 Finally, defendant contends that the trial court erred when it refused to grant his request for use immunity for his testimony at sentencing concerning the current and pending offenses.   Defendant claims that by refusing to grant him use immunity at sentencing, he was unable to give his version of the incident that resulted in his conviction.   Defendant makes this claim although he had previously given his version of the attack to the interviewing probation officer.   Furthermore, although defense counsel requested “use immunity for anything [defendant] says,” counsel failed to describe how defendant's testimony regarding the charges might impact the outcome of the sentencing hearing.   Defendant, when asked by the court at his sentencing if he wished to make a statement, said:  “I am really sorry for everything that happened.   And my part in the fight.   And I never intended to hurt her.   And any program that I can get into I will get into.”   Defendant failed to demonstrate any plausible theory of how the outcome would have been different if he had been able to testify with immunity.   See In re D.C., 157 Vt. 659, 660, 613 A.2d 191, 192 (1991) (mem.) (rejecting similar argument because appellant “failed to present the [trial] court with specific grounds for his objection to proceeding without immunity”).

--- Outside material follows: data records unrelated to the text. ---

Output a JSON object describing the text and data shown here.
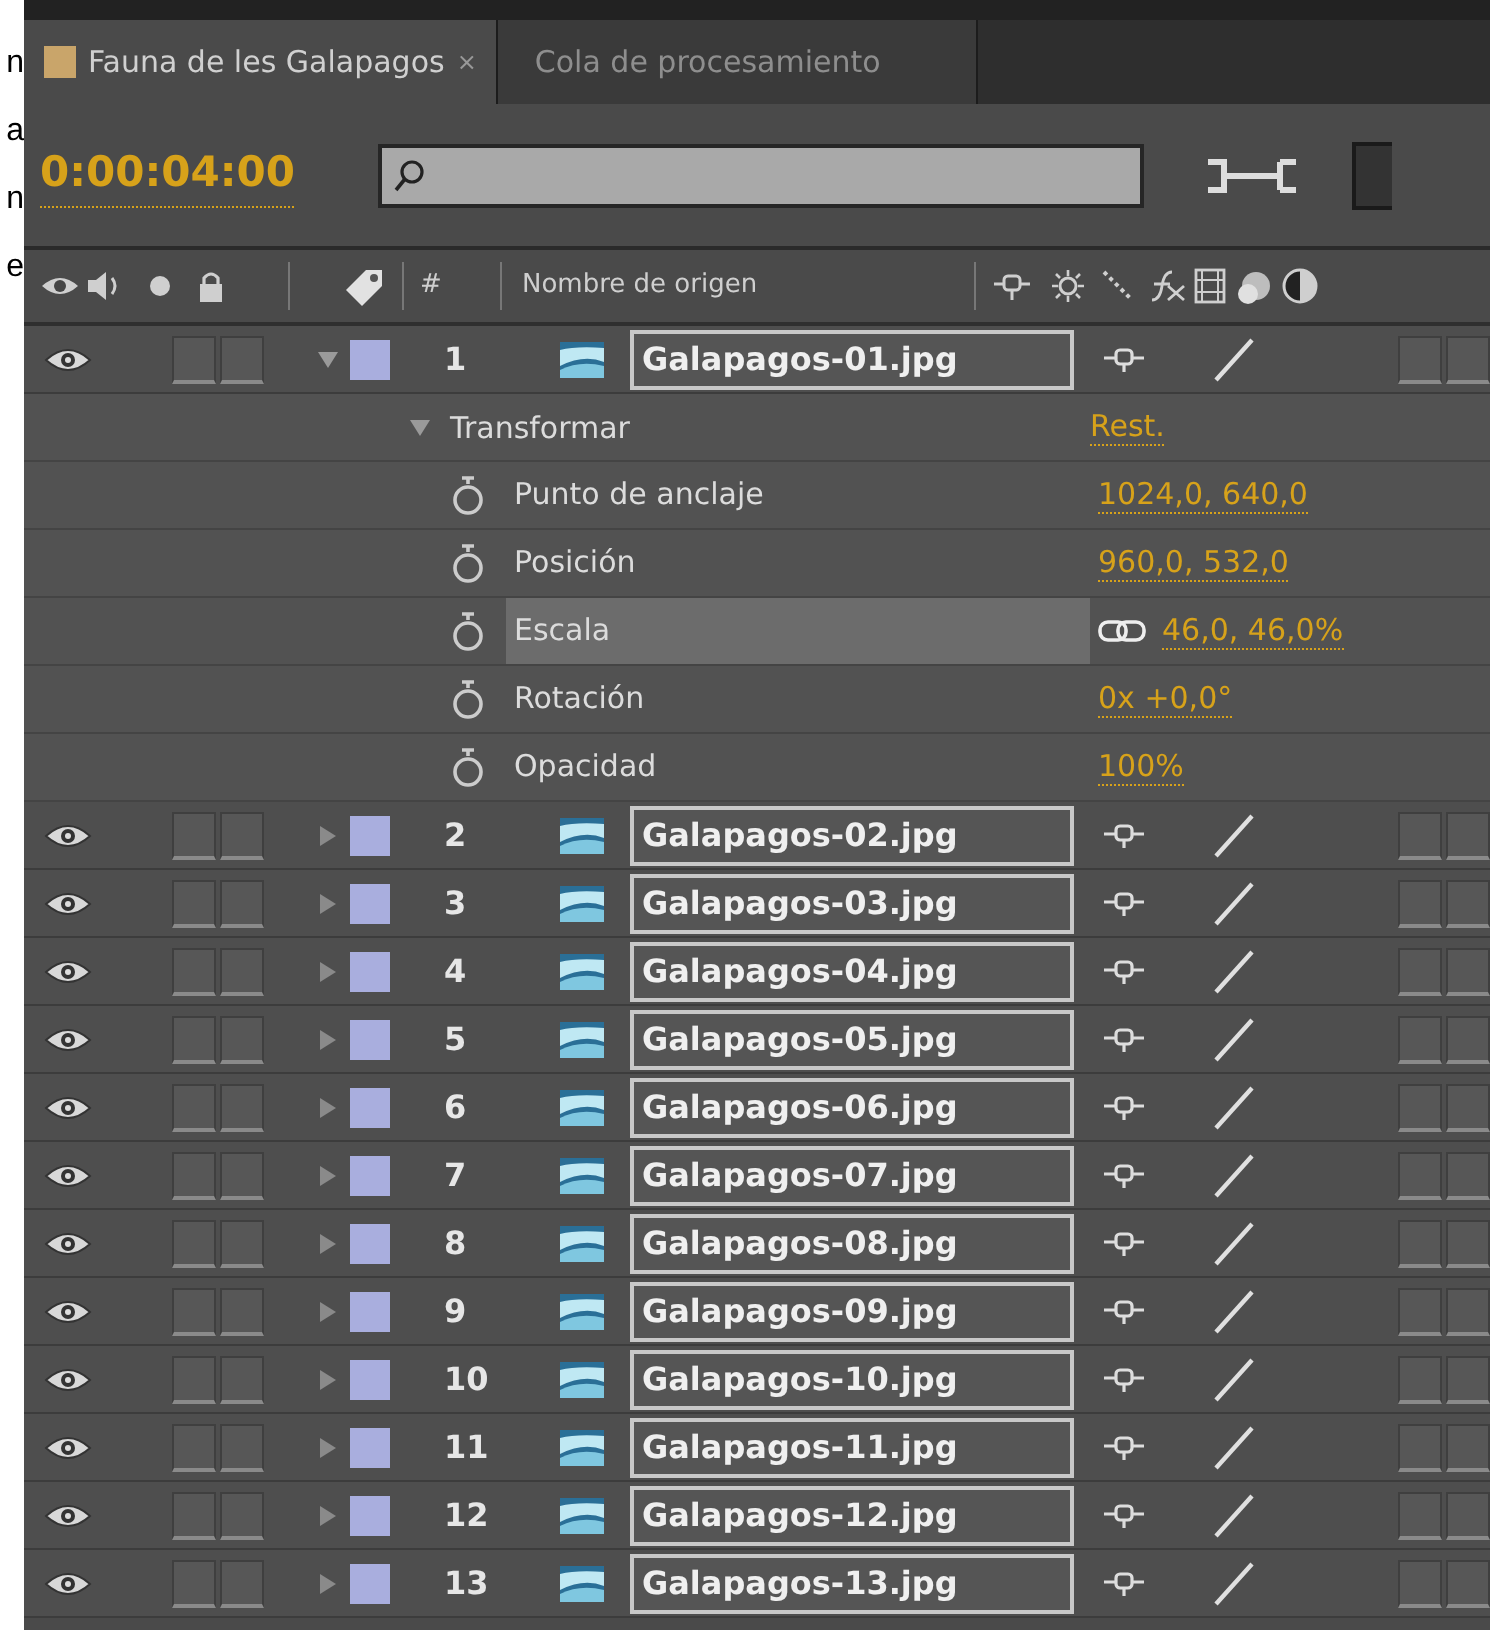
{
  "margin_letters": [
    "n",
    "a",
    "n",
    "e"
  ],
  "tabs": [
    {
      "label": "Fauna de les Galapagos",
      "selected": true,
      "close": "×"
    },
    {
      "label": "Cola de procesamiento",
      "selected": false
    }
  ],
  "timecode": "0:00:04:00",
  "columns": {
    "number": "#",
    "source_name": "Nombre de origen"
  },
  "layers": [
    {
      "number": "1",
      "name": "Galapagos-01.jpg",
      "visible": true,
      "expanded": true,
      "children": [
        {
          "name": "Transformar",
          "value": "Rest.",
          "expanded": true,
          "children": [
            {
              "name": "Punto de anclaje",
              "value": "1024,0, 640,0",
              "selected": false,
              "linked": false
            },
            {
              "name": "Posición",
              "value": "960,0, 532,0",
              "selected": false,
              "linked": false
            },
            {
              "name": "Escala",
              "value": "46,0, 46,0%",
              "selected": true,
              "linked": true
            },
            {
              "name": "Rotación",
              "value": "0x +0,0°",
              "selected": false,
              "linked": false
            },
            {
              "name": "Opacidad",
              "value": "100%",
              "selected": false,
              "linked": false
            }
          ]
        }
      ]
    },
    {
      "number": "2",
      "name": "Galapagos-02.jpg",
      "visible": true,
      "expanded": false
    },
    {
      "number": "3",
      "name": "Galapagos-03.jpg",
      "visible": true,
      "expanded": false
    },
    {
      "number": "4",
      "name": "Galapagos-04.jpg",
      "visible": true,
      "expanded": false
    },
    {
      "number": "5",
      "name": "Galapagos-05.jpg",
      "visible": true,
      "expanded": false
    },
    {
      "number": "6",
      "name": "Galapagos-06.jpg",
      "visible": true,
      "expanded": false
    },
    {
      "number": "7",
      "name": "Galapagos-07.jpg",
      "visible": true,
      "expanded": false
    },
    {
      "number": "8",
      "name": "Galapagos-08.jpg",
      "visible": true,
      "expanded": false
    },
    {
      "number": "9",
      "name": "Galapagos-09.jpg",
      "visible": true,
      "expanded": false
    },
    {
      "number": "10",
      "name": "Galapagos-10.jpg",
      "visible": true,
      "expanded": false
    },
    {
      "number": "11",
      "name": "Galapagos-11.jpg",
      "visible": true,
      "expanded": false
    },
    {
      "number": "12",
      "name": "Galapagos-12.jpg",
      "visible": true,
      "expanded": false
    },
    {
      "number": "13",
      "name": "Galapagos-13.jpg",
      "visible": true,
      "expanded": false
    }
  ]
}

Was this helpful?

Thank you. Your response has been sent.

Welcome to FindLaw's Cases & Codes

A free source of state and federal court opinions, state laws, and the United States Code. For more information about the legal concepts addressed by these cases and statutes visit FindLaw's Learn About the Law.

Go to Learn About the Law
STATE v. CYR (1999)

Docket No: No. 97-450.

Decided: January 29, 1999

Court: Supreme Court of Vermont.

Get a profile on the #1 online legal directory

Harness the power of our directory with your own profile. Select the button below to sign up.

Sign up

Learn About the Law

Get help with your legal needs

FindLaw’s Learn About the Law features thousands of informational articles to help you understand your options. And if you’re ready to hire an attorney, find one in your area who can help.

Learn more about the law
Copied to clipboard